◆ **Task material**

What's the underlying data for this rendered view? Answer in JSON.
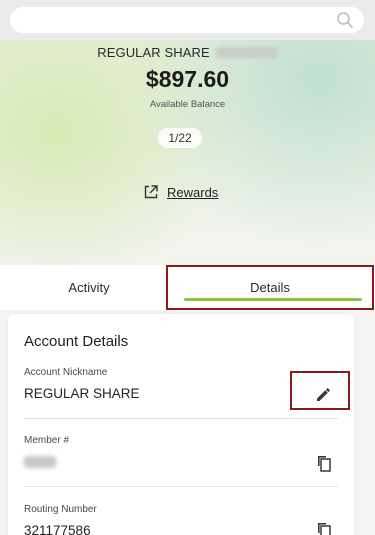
{
  "search": {
    "placeholder": ""
  },
  "account": {
    "name": "REGULAR SHARE",
    "balance": "$897.60",
    "balance_label": "Available Balance",
    "pager": "1/22",
    "rewards_label": "Rewards"
  },
  "tabs": [
    {
      "label": "Activity",
      "selected": false
    },
    {
      "label": "Details",
      "selected": true
    }
  ],
  "details": {
    "title": "Account Details",
    "nickname_label": "Account Nickname",
    "nickname_value": "REGULAR SHARE",
    "member_label": "Member #",
    "routing_label": "Routing Number",
    "routing_value": "321177586"
  },
  "colors": {
    "accent": "#8bc53f",
    "highlight_box": "#8b1a1a"
  },
  "icons": {
    "search": "search-icon",
    "rewards": "external-link-icon",
    "edit": "pencil-icon",
    "copy": "copy-icon"
  }
}
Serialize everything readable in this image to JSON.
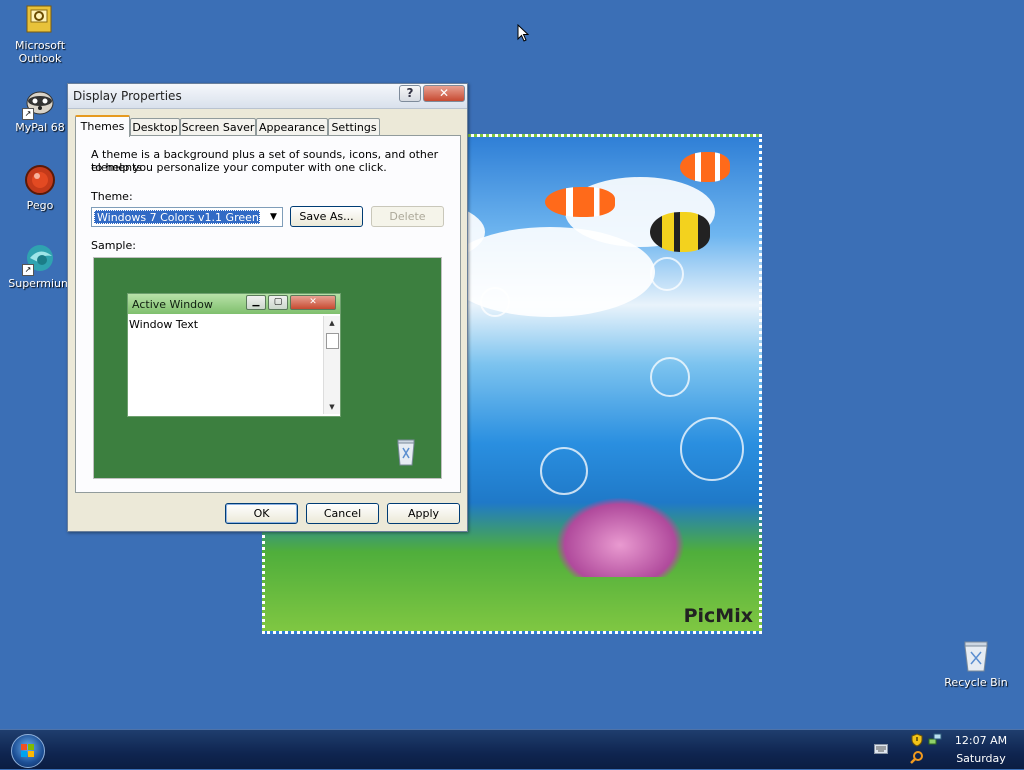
{
  "desktop_icons": [
    {
      "label_l1": "Microsoft",
      "label_l2": "Outlook",
      "icon": "outlook-icon"
    },
    {
      "label_l1": "MyPal 68",
      "icon": "mypal-icon"
    },
    {
      "label_l1": "Pego",
      "icon": "pego-icon"
    },
    {
      "label_l1": "Supermium",
      "icon": "supermium-icon"
    }
  ],
  "recycle_bin": {
    "label": "Recycle Bin",
    "icon": "recycle-bin-icon"
  },
  "wallpaper": {
    "logo": "PicMix"
  },
  "dialog": {
    "title": "Display Properties",
    "help_glyph": "?",
    "close_glyph": "✕",
    "tabs": [
      "Themes",
      "Desktop",
      "Screen Saver",
      "Appearance",
      "Settings"
    ],
    "active_tab": "Themes",
    "description_l1": "A theme is a background plus a set of sounds, icons, and other elements",
    "description_l2": "to help you personalize your computer with one click.",
    "theme_label": "Theme:",
    "theme_value": "Windows 7 Colors v1.1 Green",
    "save_as_label": "Save As...",
    "delete_label": "Delete",
    "sample_label": "Sample:",
    "sample": {
      "window_title": "Active Window",
      "window_text": "Window Text",
      "accent_color": "#3c7f3f"
    },
    "ok_label": "OK",
    "cancel_label": "Cancel",
    "apply_label": "Apply"
  },
  "taskbar": {
    "clock_time": "12:07 AM",
    "clock_day": "Saturday"
  }
}
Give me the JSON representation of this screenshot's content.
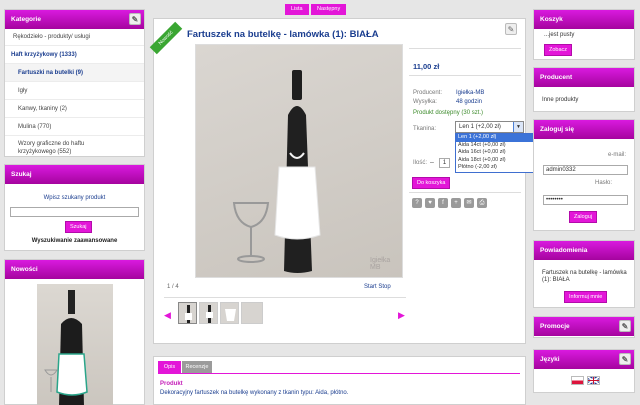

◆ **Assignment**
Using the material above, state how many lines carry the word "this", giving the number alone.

◆ **Reply to the exercise**
3